Information supplied ▸
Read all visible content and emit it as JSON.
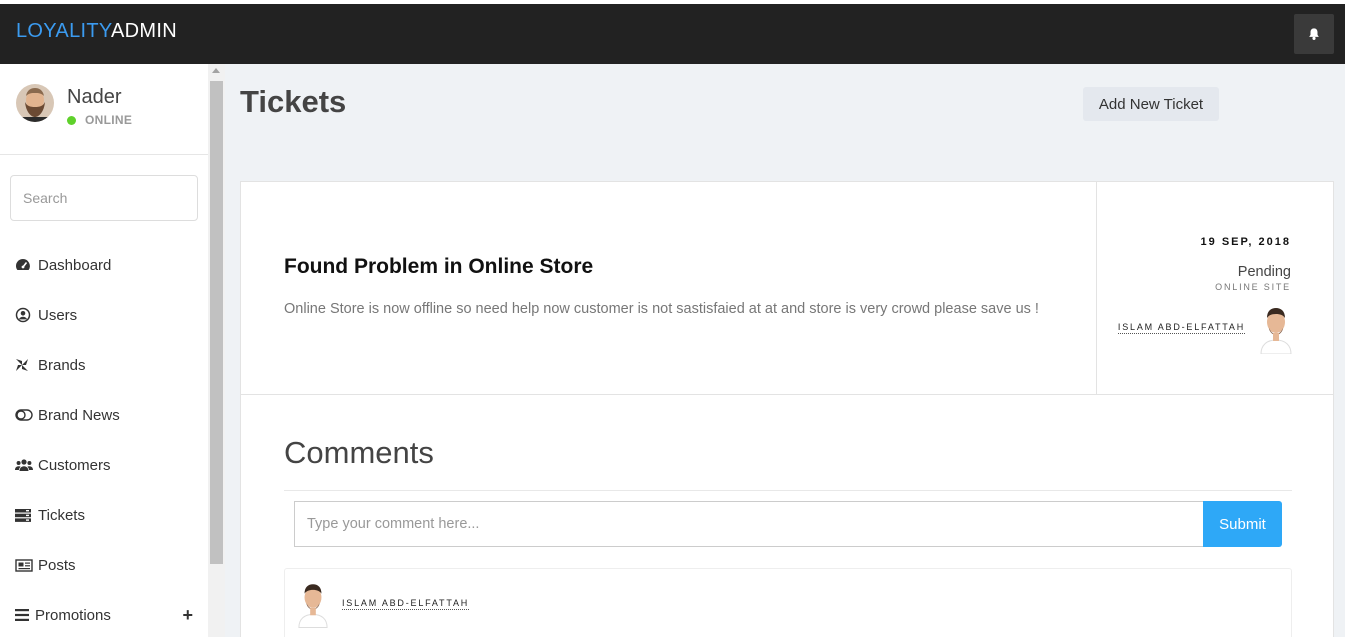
{
  "app": {
    "brand_part1": "LOYALITY",
    "brand_part2": "ADMIN"
  },
  "colors": {
    "accent": "#2ea8f7",
    "brand_blue": "#3b9bf0",
    "topbar": "#222222",
    "online": "#5fd12b",
    "background": "#eff2f5"
  },
  "header": {
    "notification_icon": "bell-icon"
  },
  "user": {
    "name": "Nader",
    "status": "ONLINE"
  },
  "sidebar": {
    "search_placeholder": "Search",
    "items": [
      {
        "label": "Dashboard",
        "icon": "dashboard-icon"
      },
      {
        "label": "Users",
        "icon": "user-circle-icon"
      },
      {
        "label": "Brands",
        "icon": "pinwheel-icon"
      },
      {
        "label": "Brand News",
        "icon": "toggle-icon"
      },
      {
        "label": "Customers",
        "icon": "users-icon"
      },
      {
        "label": "Tickets",
        "icon": "server-icon"
      },
      {
        "label": "Posts",
        "icon": "newspaper-icon"
      },
      {
        "label": "Promotions",
        "icon": "bars-icon",
        "expand": "+"
      }
    ]
  },
  "page": {
    "title": "Tickets",
    "add_button": "Add New Ticket"
  },
  "ticket": {
    "title": "Found Problem in Online Store",
    "description": "Online Store is now offline so need help now customer is not sastisfaied at at and store is very crowd please save us !",
    "date": "19 SEP, 2018",
    "status": "Pending",
    "source": "ONLINE SITE",
    "assignee": "ISLAM ABD-ELFATTAH"
  },
  "comments": {
    "heading": "Comments",
    "input_placeholder": "Type your comment here...",
    "submit_label": "Submit",
    "items": [
      {
        "author": "ISLAM ABD-ELFATTAH"
      }
    ]
  }
}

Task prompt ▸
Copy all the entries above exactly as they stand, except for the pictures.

Answer ▸
Read all visible content and emit it as JSON.
{
  "app": {
    "brand_part1": "LOYALITY",
    "brand_part2": "ADMIN"
  },
  "colors": {
    "accent": "#2ea8f7",
    "brand_blue": "#3b9bf0",
    "topbar": "#222222",
    "online": "#5fd12b",
    "background": "#eff2f5"
  },
  "header": {
    "notification_icon": "bell-icon"
  },
  "user": {
    "name": "Nader",
    "status": "ONLINE"
  },
  "sidebar": {
    "search_placeholder": "Search",
    "items": [
      {
        "label": "Dashboard",
        "icon": "dashboard-icon"
      },
      {
        "label": "Users",
        "icon": "user-circle-icon"
      },
      {
        "label": "Brands",
        "icon": "pinwheel-icon"
      },
      {
        "label": "Brand News",
        "icon": "toggle-icon"
      },
      {
        "label": "Customers",
        "icon": "users-icon"
      },
      {
        "label": "Tickets",
        "icon": "server-icon"
      },
      {
        "label": "Posts",
        "icon": "newspaper-icon"
      },
      {
        "label": "Promotions",
        "icon": "bars-icon",
        "expand": "+"
      }
    ]
  },
  "page": {
    "title": "Tickets",
    "add_button": "Add New Ticket"
  },
  "ticket": {
    "title": "Found Problem in Online Store",
    "description": "Online Store is now offline so need help now customer is not sastisfaied at at and store is very crowd please save us !",
    "date": "19 SEP, 2018",
    "status": "Pending",
    "source": "ONLINE SITE",
    "assignee": "ISLAM ABD-ELFATTAH"
  },
  "comments": {
    "heading": "Comments",
    "input_placeholder": "Type your comment here...",
    "submit_label": "Submit",
    "items": [
      {
        "author": "ISLAM ABD-ELFATTAH"
      }
    ]
  }
}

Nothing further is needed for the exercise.